Measuring Tall Excellence

Session: Track C: Tall Excellence: Raising the Bar

Ross WimerProject image

Ross Wimer
Senior Vice President, AECOM
Los Angeles

We are in a period of radical change in how we define “excellence” in architecture. The measurement of success for a tall building has always been more than its height; today we are seeing the establishment of many new standards that attempt to delineate this more specifically. The AIA, LEED and WELL each have their own standards for excellence. The focus has begun to shift away from looking solely at the fulfillment of a client’s ambitions, to the building’s role in the life of its inhabitants and the community it anchors.
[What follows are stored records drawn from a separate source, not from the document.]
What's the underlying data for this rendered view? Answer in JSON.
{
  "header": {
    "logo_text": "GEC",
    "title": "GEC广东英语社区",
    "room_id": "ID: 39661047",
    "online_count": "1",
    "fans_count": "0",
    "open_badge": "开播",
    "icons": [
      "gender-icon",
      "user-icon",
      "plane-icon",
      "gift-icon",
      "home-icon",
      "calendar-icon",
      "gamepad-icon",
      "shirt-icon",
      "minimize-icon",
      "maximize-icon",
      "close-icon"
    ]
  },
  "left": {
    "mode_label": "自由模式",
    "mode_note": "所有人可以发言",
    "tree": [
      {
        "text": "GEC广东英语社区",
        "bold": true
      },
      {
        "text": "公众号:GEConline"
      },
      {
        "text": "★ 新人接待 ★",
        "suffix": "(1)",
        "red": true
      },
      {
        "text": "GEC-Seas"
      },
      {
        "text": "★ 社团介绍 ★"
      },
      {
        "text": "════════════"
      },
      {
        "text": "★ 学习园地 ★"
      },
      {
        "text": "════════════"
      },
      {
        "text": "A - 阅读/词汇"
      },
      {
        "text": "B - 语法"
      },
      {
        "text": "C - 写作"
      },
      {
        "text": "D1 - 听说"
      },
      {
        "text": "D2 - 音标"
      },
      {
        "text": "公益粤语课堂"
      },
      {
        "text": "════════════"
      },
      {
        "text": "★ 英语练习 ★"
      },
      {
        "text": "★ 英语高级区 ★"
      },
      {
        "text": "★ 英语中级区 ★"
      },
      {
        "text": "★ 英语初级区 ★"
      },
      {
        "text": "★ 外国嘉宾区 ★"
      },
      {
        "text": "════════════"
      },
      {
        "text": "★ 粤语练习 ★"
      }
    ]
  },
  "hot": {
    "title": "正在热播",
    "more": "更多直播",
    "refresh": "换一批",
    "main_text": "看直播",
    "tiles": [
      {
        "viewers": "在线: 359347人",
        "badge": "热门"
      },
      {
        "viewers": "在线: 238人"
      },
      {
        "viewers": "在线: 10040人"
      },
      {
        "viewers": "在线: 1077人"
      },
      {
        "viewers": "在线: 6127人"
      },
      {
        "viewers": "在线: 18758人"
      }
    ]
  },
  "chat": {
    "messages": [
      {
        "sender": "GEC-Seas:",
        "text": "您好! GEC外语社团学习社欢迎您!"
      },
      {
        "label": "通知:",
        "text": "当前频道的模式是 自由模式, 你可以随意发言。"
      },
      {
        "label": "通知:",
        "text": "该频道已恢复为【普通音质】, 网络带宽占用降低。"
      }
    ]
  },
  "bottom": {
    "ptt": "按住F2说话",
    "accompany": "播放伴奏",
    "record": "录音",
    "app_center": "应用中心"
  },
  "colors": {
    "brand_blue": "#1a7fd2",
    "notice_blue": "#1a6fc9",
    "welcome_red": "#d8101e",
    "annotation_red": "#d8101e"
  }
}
Through a series of case studies of works in progress, this presentation traces the emerging approaches to measuring tall excellence. Reviewed projects consider the wellness of a building’s inhabitants as an important measure of its quality. Examples include the Kunming Greenland Tower, which incorporates systems that promote access to the landscape and fresh air appropriate to the climate of the city. The success of the neighboring community as an important factor of measurement; the BDT Chicago Tower is an example designed to be a strong catalyst for the revitalization of its neighborhood. Additionally, the environmental performance of a tower is a strong measure of its success; the Mountains Development in Dubai which features an ambitious façade tuned to the desert environment, epitomizes this principle.

Tall buildings are a potent indicator of the priorities of a culture. The way we measure their success will affect the future of our communities.